Top of TASK MATERIAL

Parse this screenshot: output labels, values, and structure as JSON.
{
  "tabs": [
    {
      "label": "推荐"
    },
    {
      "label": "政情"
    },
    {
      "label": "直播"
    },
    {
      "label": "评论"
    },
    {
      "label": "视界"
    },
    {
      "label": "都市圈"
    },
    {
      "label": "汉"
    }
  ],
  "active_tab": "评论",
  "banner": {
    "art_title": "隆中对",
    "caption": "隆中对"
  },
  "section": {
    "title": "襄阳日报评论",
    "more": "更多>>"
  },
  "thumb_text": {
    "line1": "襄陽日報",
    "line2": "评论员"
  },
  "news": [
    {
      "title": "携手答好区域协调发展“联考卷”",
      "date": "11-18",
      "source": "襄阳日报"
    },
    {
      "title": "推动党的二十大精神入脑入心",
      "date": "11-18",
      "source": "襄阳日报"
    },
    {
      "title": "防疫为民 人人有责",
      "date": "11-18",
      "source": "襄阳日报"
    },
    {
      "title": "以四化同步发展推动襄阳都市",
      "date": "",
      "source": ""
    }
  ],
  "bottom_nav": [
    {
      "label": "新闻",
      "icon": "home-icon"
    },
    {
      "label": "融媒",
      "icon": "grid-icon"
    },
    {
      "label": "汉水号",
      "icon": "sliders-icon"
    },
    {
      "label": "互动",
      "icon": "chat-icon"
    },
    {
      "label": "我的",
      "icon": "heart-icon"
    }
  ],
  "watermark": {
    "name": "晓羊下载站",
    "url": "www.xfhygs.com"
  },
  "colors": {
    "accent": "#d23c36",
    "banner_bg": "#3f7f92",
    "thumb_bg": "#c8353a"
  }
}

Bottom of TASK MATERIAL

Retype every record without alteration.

**ANSWER SECTION**.
Parse this screenshot: output labels, values, and structure as JSON.
{
  "tabs": [
    {
      "label": "推荐"
    },
    {
      "label": "政情"
    },
    {
      "label": "直播"
    },
    {
      "label": "评论"
    },
    {
      "label": "视界"
    },
    {
      "label": "都市圈"
    },
    {
      "label": "汉"
    }
  ],
  "active_tab": "评论",
  "banner": {
    "art_title": "隆中对",
    "caption": "隆中对"
  },
  "section": {
    "title": "襄阳日报评论",
    "more": "更多>>"
  },
  "thumb_text": {
    "line1": "襄陽日報",
    "line2": "评论员"
  },
  "news": [
    {
      "title": "携手答好区域协调发展“联考卷”",
      "date": "11-18",
      "source": "襄阳日报"
    },
    {
      "title": "推动党的二十大精神入脑入心",
      "date": "11-18",
      "source": "襄阳日报"
    },
    {
      "title": "防疫为民 人人有责",
      "date": "11-18",
      "source": "襄阳日报"
    },
    {
      "title": "以四化同步发展推动襄阳都市",
      "date": "",
      "source": ""
    }
  ],
  "bottom_nav": [
    {
      "label": "新闻",
      "icon": "home-icon"
    },
    {
      "label": "融媒",
      "icon": "grid-icon"
    },
    {
      "label": "汉水号",
      "icon": "sliders-icon"
    },
    {
      "label": "互动",
      "icon": "chat-icon"
    },
    {
      "label": "我的",
      "icon": "heart-icon"
    }
  ],
  "watermark": {
    "name": "晓羊下载站",
    "url": "www.xfhygs.com"
  },
  "colors": {
    "accent": "#d23c36",
    "banner_bg": "#3f7f92",
    "thumb_bg": "#c8353a"
  }
}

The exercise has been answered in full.